- This email uses a separate reply address that is different from the sender address. Spammers use this to get replies even when the original spam sending accounts have been shut down. Also, sometimes the sender addresses are legitimate looking but fake and only the reply address is actually an email account controlled by the scammers.
- The following phrases in this message should put you on alert:
- "i will like you to " (a common phrase found in 419 scams)
- "million us dollars" (they want you to be blinded by the prospect of quick money, but the only money that ever changes hands in 419 scams is from you to the criminals)
- "barrister" (Barristers (lawyers) mentioned in 419 scams are always fake.)
- This email message is a next of kin scam.
- Barristers (lawyers) mentioned in 419 scams are always fake.
Fraud email example:
From: Barrister Alan Rozario <email@example.com>
Date: Fri, 12 Feb 2010 06:16:38 +0800
Subject: KINDLY RESPOND AS SOON AS POSSIBLE!!!
Alan Rozario & Co.
No. 22-2, Jalan Kajang,
Jalan Bukit, Kajang 42000

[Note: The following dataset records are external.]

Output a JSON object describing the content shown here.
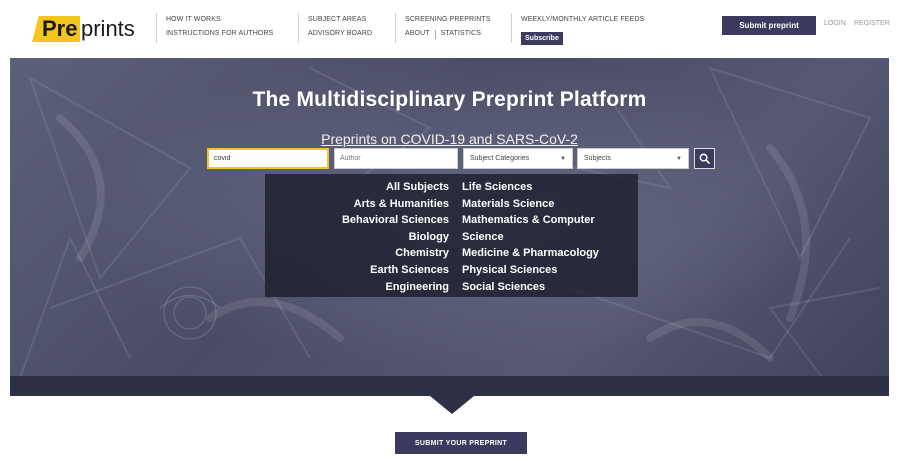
{
  "header": {
    "logo": {
      "pre": "Pre",
      "prints": "prints"
    },
    "nav": {
      "how_it_works": "HOW IT WORKS",
      "instructions": "INSTRUCTIONS FOR AUTHORS",
      "subject_areas": "SUBJECT AREAS",
      "advisory_board": "ADVISORY BOARD",
      "screening": "SCREENING PREPRINTS",
      "about": "ABOUT",
      "statistics": "STATISTICS",
      "feeds": "WEEKLY/MONTHLY ARTICLE FEEDS",
      "subscribe": "Subscribe"
    },
    "submit_label": "Submit preprint",
    "login": "LOGIN",
    "register": "REGISTER"
  },
  "hero": {
    "title": "The Multidisciplinary Preprint Platform",
    "search": {
      "keyword_value": "covid",
      "author_placeholder": "Author",
      "subject_categories": "Subject Categories",
      "subjects": "Subjects",
      "search_icon": "search-icon"
    },
    "covid_link": "Preprints on COVID-19 and SARS-CoV-2",
    "subjects_left": [
      "All Subjects",
      "Arts & Humanities",
      "Behavioral Sciences",
      "Biology",
      "Chemistry",
      "Earth Sciences",
      "Engineering"
    ],
    "subjects_right": [
      "Life Sciences",
      "Materials Science",
      "Mathematics & Computer",
      "Science",
      "Medicine & Pharmacology",
      "Physical Sciences",
      "Social Sciences"
    ]
  },
  "footer": {
    "submit_label": "SUBMIT YOUR PREPRINT"
  },
  "colors": {
    "brand": "#3c3a5e",
    "accent": "#f2c61f",
    "hero_bg": "#4f5169"
  }
}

I am Barrister Alan Rozario, an attorney at law. A deceased client of mine, by name, Mr Adams, who here in after shall be referred to as my client, died as the result of a heart-related condition on the 11th November, 2004. His heart condition was due to the death of all the members of his family in the Gulf Air Flight Crashes in Persian Gulf Near Bahrain Aired August 23, 2004 - 2:50 p.m. ( http://news.bbc.co.uk/2/hi/middle_east/4594104.stm) I have contacted you to assist in distributing the money left behind by my client before it is confiscated or declared unserviceable by the bank where this deposit valued at 11.3million US dollars is lodged. This bank has issued me a notice to contact the next of kin, or the account will be confiscated.My proposition to you is to seek your consent to present you as the next-of-kin and beneficiary of my named client, since you have the same last name, so that the proceeds of this account can be paid to you. Then we can share the amount on a mutually agreed-upon percentage. All legal documents to back up your claim as my client's next-of-kin will be provided. All I require is your honest cooperation to enable us see this transaction through.This will be executed under a legitimate arrangement that will protect you from many breach of the law. If this business proposition offends your moral values, do accept my apology. I must use this opportunity to implore you to exercise the utmost indulgence to keep this matter extraordinary confidential, whatever your decision, while I await your prompt response. Please contact me at once to indicate your interest. I will like you to acknowledge the receipt of this e-mail as soon as possible via email this transaction will be treated private with absolute confidentiality and sincerity.I look forward to your quick reply.
Barrister Alan Rozario.